=== Section Start ===

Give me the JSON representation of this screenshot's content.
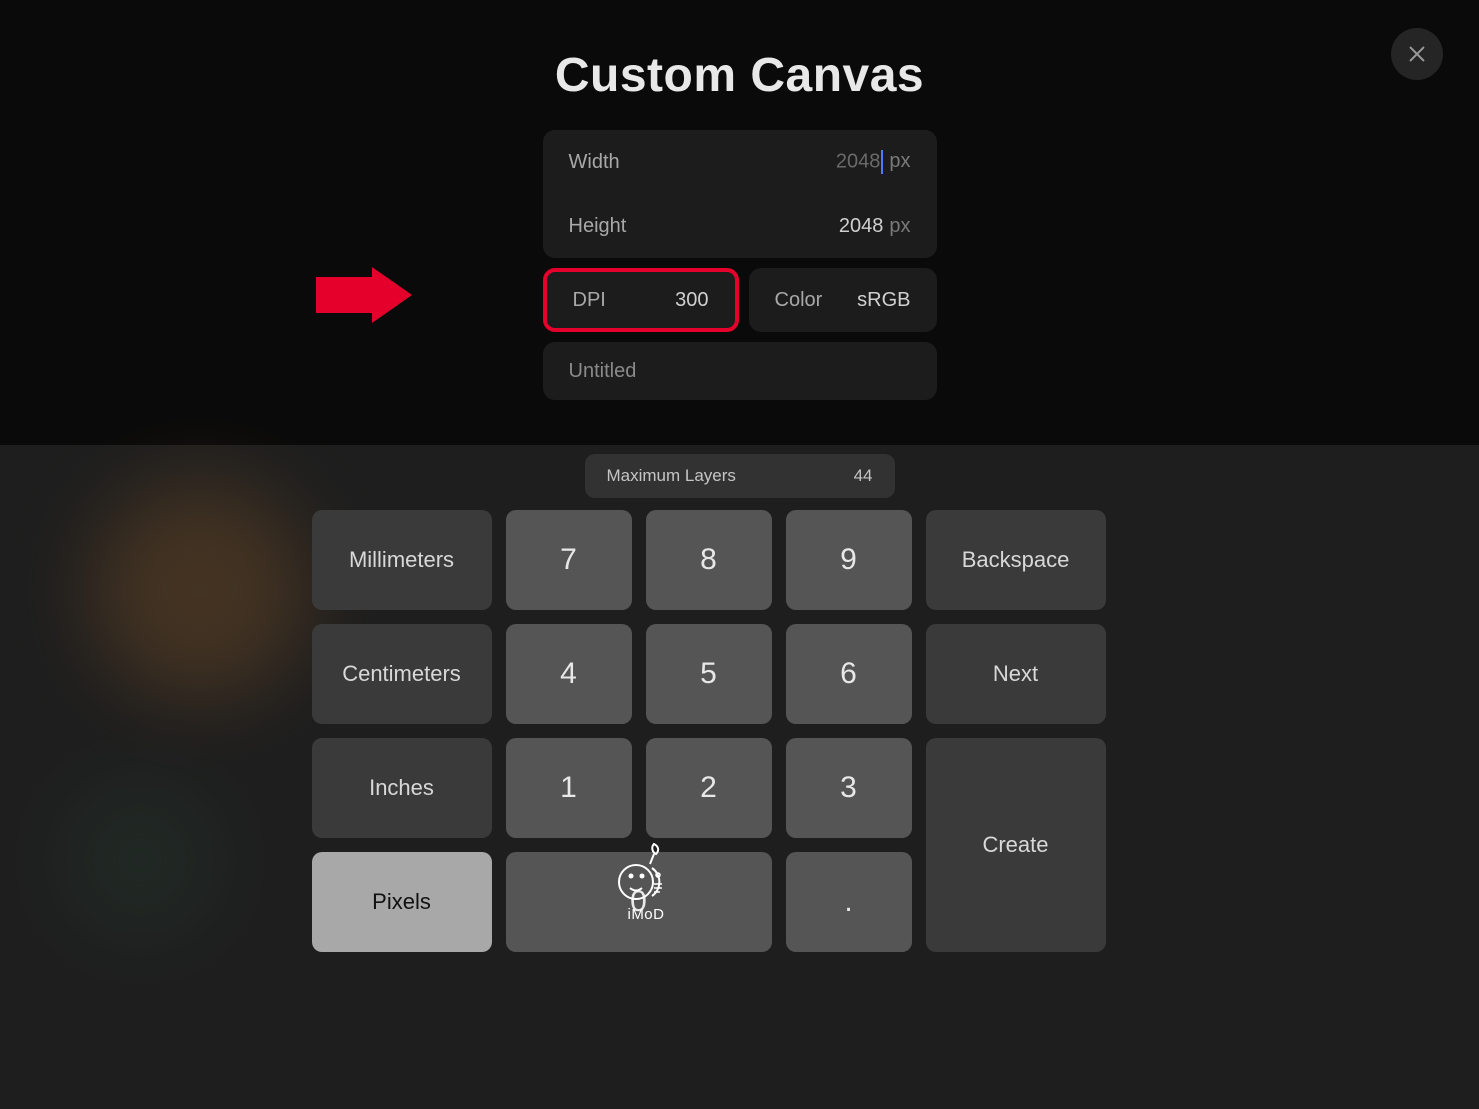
{
  "header": {
    "title": "Custom Canvas"
  },
  "fields": {
    "width": {
      "label": "Width",
      "value": "2048",
      "unit": "px"
    },
    "height": {
      "label": "Height",
      "value": "2048",
      "unit": "px"
    },
    "dpi": {
      "label": "DPI",
      "value": "300"
    },
    "color": {
      "label": "Color",
      "value": "sRGB"
    },
    "name": {
      "placeholder": "Untitled"
    }
  },
  "maxlayers": {
    "label": "Maximum Layers",
    "value": "44"
  },
  "keypad": {
    "units": [
      "Millimeters",
      "Centimeters",
      "Inches",
      "Pixels"
    ],
    "nums": {
      "k7": "7",
      "k8": "8",
      "k9": "9",
      "k4": "4",
      "k5": "5",
      "k6": "6",
      "k1": "1",
      "k2": "2",
      "k3": "3",
      "k0": "0",
      "kdot": "."
    },
    "actions": {
      "backspace": "Backspace",
      "next": "Next",
      "create": "Create"
    }
  },
  "watermark": {
    "text": "iMoD"
  },
  "colors": {
    "accent": "#e4002b",
    "highlight_border": "#e4002b"
  }
}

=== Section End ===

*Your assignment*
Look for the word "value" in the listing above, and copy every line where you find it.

*Answer for this exercise*
      "value": "2048",
      "value": "2048",
      "value": "300"
      "value": "sRGB"
    "value": "44"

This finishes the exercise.